__PROBLEM TO SOLVE__:
Give every line below again, exactly.

(Data items)
◇ ◇ ◇ ◇ ◇

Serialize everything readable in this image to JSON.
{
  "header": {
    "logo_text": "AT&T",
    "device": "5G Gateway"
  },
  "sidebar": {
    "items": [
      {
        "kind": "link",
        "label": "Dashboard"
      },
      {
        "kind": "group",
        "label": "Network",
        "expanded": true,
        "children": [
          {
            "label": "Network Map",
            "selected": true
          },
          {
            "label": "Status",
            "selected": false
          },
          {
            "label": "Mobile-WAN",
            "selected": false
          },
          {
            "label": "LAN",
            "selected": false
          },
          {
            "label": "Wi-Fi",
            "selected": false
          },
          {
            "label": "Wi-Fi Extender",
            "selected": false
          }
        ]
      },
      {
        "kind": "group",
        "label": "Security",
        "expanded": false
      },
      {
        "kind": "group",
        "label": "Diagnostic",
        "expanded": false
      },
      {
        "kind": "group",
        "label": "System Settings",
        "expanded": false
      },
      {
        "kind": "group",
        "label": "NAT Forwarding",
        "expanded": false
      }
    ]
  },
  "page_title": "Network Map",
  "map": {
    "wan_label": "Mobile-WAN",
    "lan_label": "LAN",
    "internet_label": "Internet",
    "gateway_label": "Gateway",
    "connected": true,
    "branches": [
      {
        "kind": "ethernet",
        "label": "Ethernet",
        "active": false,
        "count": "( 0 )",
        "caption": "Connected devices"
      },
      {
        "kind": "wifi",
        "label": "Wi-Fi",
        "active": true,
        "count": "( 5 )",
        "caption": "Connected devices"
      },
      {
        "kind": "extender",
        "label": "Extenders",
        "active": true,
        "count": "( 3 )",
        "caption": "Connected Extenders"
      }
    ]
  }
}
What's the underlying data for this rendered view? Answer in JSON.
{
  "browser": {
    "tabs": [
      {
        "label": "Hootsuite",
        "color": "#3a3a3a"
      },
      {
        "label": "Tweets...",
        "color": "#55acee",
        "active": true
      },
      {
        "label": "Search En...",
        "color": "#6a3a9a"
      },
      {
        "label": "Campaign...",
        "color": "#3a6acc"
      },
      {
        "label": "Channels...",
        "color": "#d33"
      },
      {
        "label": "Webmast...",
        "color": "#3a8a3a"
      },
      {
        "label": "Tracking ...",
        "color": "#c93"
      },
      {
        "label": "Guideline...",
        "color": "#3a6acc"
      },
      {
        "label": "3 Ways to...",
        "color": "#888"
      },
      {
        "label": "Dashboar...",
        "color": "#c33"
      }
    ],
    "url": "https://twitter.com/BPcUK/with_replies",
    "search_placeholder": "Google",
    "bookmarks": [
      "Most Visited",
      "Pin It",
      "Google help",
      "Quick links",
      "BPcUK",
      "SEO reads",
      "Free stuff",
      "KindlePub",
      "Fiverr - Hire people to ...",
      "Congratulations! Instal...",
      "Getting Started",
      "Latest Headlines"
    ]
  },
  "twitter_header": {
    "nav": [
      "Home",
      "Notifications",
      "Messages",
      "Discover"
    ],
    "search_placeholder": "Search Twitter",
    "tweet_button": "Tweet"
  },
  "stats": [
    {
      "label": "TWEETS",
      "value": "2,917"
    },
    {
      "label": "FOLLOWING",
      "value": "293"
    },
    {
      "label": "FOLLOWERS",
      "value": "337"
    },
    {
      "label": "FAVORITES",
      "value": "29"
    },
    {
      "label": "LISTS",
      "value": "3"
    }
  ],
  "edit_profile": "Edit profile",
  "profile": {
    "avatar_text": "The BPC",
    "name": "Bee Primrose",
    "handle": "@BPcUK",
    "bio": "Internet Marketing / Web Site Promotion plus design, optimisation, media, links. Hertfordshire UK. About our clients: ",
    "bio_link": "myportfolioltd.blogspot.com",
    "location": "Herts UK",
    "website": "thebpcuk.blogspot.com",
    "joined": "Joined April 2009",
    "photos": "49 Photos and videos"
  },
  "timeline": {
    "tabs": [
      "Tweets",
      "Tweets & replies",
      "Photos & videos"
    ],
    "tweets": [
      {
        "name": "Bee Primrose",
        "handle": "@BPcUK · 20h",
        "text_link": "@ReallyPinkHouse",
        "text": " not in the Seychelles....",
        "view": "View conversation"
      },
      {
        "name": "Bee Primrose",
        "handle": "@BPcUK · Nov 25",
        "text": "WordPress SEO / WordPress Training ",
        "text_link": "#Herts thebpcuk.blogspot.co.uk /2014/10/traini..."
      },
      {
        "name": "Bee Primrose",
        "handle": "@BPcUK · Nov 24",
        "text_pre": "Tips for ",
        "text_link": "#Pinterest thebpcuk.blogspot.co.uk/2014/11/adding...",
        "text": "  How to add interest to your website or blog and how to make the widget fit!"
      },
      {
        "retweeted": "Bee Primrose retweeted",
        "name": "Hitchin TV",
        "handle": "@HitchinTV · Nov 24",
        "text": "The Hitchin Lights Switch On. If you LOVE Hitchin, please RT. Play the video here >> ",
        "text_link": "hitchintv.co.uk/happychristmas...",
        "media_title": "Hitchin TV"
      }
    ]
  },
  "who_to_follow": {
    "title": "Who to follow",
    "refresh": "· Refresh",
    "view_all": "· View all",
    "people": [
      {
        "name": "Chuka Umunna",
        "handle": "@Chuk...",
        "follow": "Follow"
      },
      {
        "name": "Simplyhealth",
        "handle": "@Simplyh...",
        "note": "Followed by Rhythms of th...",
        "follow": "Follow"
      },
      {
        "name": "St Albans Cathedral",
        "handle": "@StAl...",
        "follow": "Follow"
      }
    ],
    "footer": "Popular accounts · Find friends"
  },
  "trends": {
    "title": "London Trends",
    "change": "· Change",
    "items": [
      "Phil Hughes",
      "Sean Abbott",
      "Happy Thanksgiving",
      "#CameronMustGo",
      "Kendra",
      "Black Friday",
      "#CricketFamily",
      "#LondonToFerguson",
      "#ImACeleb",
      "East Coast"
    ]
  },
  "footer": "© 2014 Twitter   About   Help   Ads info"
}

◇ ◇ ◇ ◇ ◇

__SOLUTION__:
Serialize everything readable in this image to JSON.
{
  "header": {
    "logo_text": "AT&T",
    "device": "5G Gateway"
  },
  "sidebar": {
    "items": [
      {
        "kind": "link",
        "label": "Dashboard"
      },
      {
        "kind": "group",
        "label": "Network",
        "expanded": true,
        "children": [
          {
            "label": "Network Map",
            "selected": true
          },
          {
            "label": "Status",
            "selected": false
          },
          {
            "label": "Mobile-WAN",
            "selected": false
          },
          {
            "label": "LAN",
            "selected": false
          },
          {
            "label": "Wi-Fi",
            "selected": false
          },
          {
            "label": "Wi-Fi Extender",
            "selected": false
          }
        ]
      },
      {
        "kind": "group",
        "label": "Security",
        "expanded": false
      },
      {
        "kind": "group",
        "label": "Diagnostic",
        "expanded": false
      },
      {
        "kind": "group",
        "label": "System Settings",
        "expanded": false
      },
      {
        "kind": "group",
        "label": "NAT Forwarding",
        "expanded": false
      }
    ]
  },
  "page_title": "Network Map",
  "map": {
    "wan_label": "Mobile-WAN",
    "lan_label": "LAN",
    "internet_label": "Internet",
    "gateway_label": "Gateway",
    "connected": true,
    "branches": [
      {
        "kind": "ethernet",
        "label": "Ethernet",
        "active": false,
        "count": "( 0 )",
        "caption": "Connected devices"
      },
      {
        "kind": "wifi",
        "label": "Wi-Fi",
        "active": true,
        "count": "( 5 )",
        "caption": "Connected devices"
      },
      {
        "kind": "extender",
        "label": "Extenders",
        "active": true,
        "count": "( 3 )",
        "caption": "Connected Extenders"
      }
    ]
  }
}
What's the underlying data for this rendered view? Answer in JSON.
{
  "browser": {
    "tabs": [
      {
        "label": "Hootsuite",
        "color": "#3a3a3a"
      },
      {
        "label": "Tweets...",
        "color": "#55acee",
        "active": true
      },
      {
        "label": "Search En...",
        "color": "#6a3a9a"
      },
      {
        "label": "Campaign...",
        "color": "#3a6acc"
      },
      {
        "label": "Channels...",
        "color": "#d33"
      },
      {
        "label": "Webmast...",
        "color": "#3a8a3a"
      },
      {
        "label": "Tracking ...",
        "color": "#c93"
      },
      {
        "label": "Guideline...",
        "color": "#3a6acc"
      },
      {
        "label": "3 Ways to...",
        "color": "#888"
      },
      {
        "label": "Dashboar...",
        "color": "#c33"
      }
    ],
    "url": "https://twitter.com/BPcUK/with_replies",
    "search_placeholder": "Google",
    "bookmarks": [
      "Most Visited",
      "Pin It",
      "Google help",
      "Quick links",
      "BPcUK",
      "SEO reads",
      "Free stuff",
      "KindlePub",
      "Fiverr - Hire people to ...",
      "Congratulations! Instal...",
      "Getting Started",
      "Latest Headlines"
    ]
  },
  "twitter_header": {
    "nav": [
      "Home",
      "Notifications",
      "Messages",
      "Discover"
    ],
    "search_placeholder": "Search Twitter",
    "tweet_button": "Tweet"
  },
  "stats": [
    {
      "label": "TWEETS",
      "value": "2,917"
    },
    {
      "label": "FOLLOWING",
      "value": "293"
    },
    {
      "label": "FOLLOWERS",
      "value": "337"
    },
    {
      "label": "FAVORITES",
      "value": "29"
    },
    {
      "label": "LISTS",
      "value": "3"
    }
  ],
  "edit_profile": "Edit profile",
  "profile": {
    "avatar_text": "The BPC",
    "name": "Bee Primrose",
    "handle": "@BPcUK",
    "bio": "Internet Marketing / Web Site Promotion plus design, optimisation, media, links. Hertfordshire UK. About our clients: ",
    "bio_link": "myportfolioltd.blogspot.com",
    "location": "Herts UK",
    "website": "thebpcuk.blogspot.com",
    "joined": "Joined April 2009",
    "photos": "49 Photos and videos"
  },
  "timeline": {
    "tabs": [
      "Tweets",
      "Tweets & replies",
      "Photos & videos"
    ],
    "tweets": [
      {
        "name": "Bee Primrose",
        "handle": "@BPcUK · 20h",
        "text_link": "@ReallyPinkHouse",
        "text": " not in the Seychelles....",
        "view": "View conversation"
      },
      {
        "name": "Bee Primrose",
        "handle": "@BPcUK · Nov 25",
        "text": "WordPress SEO / WordPress Training ",
        "text_link": "#Herts thebpcuk.blogspot.co.uk /2014/10/traini..."
      },
      {
        "name": "Bee Primrose",
        "handle": "@BPcUK · Nov 24",
        "text_pre": "Tips for ",
        "text_link": "#Pinterest thebpcuk.blogspot.co.uk/2014/11/adding...",
        "text": "  How to add interest to your website or blog and how to make the widget fit!"
      },
      {
        "retweeted": "Bee Primrose retweeted",
        "name": "Hitchin TV",
        "handle": "@HitchinTV · Nov 24",
        "text": "The Hitchin Lights Switch On. If you LOVE Hitchin, please RT. Play the video here >> ",
        "text_link": "hitchintv.co.uk/happychristmas...",
        "media_title": "Hitchin TV"
      }
    ]
  },
  "who_to_follow": {
    "title": "Who to follow",
    "refresh": "· Refresh",
    "view_all": "· View all",
    "people": [
      {
        "name": "Chuka Umunna",
        "handle": "@Chuk...",
        "follow": "Follow"
      },
      {
        "name": "Simplyhealth",
        "handle": "@Simplyh...",
        "note": "Followed by Rhythms of th...",
        "follow": "Follow"
      },
      {
        "name": "St Albans Cathedral",
        "handle": "@StAl...",
        "follow": "Follow"
      }
    ],
    "footer": "Popular accounts · Find friends"
  },
  "trends": {
    "title": "London Trends",
    "change": "· Change",
    "items": [
      "Phil Hughes",
      "Sean Abbott",
      "Happy Thanksgiving",
      "#CameronMustGo",
      "Kendra",
      "Black Friday",
      "#CricketFamily",
      "#LondonToFerguson",
      "#ImACeleb",
      "East Coast"
    ]
  },
  "footer": "© 2014 Twitter   About   Help   Ads info"
}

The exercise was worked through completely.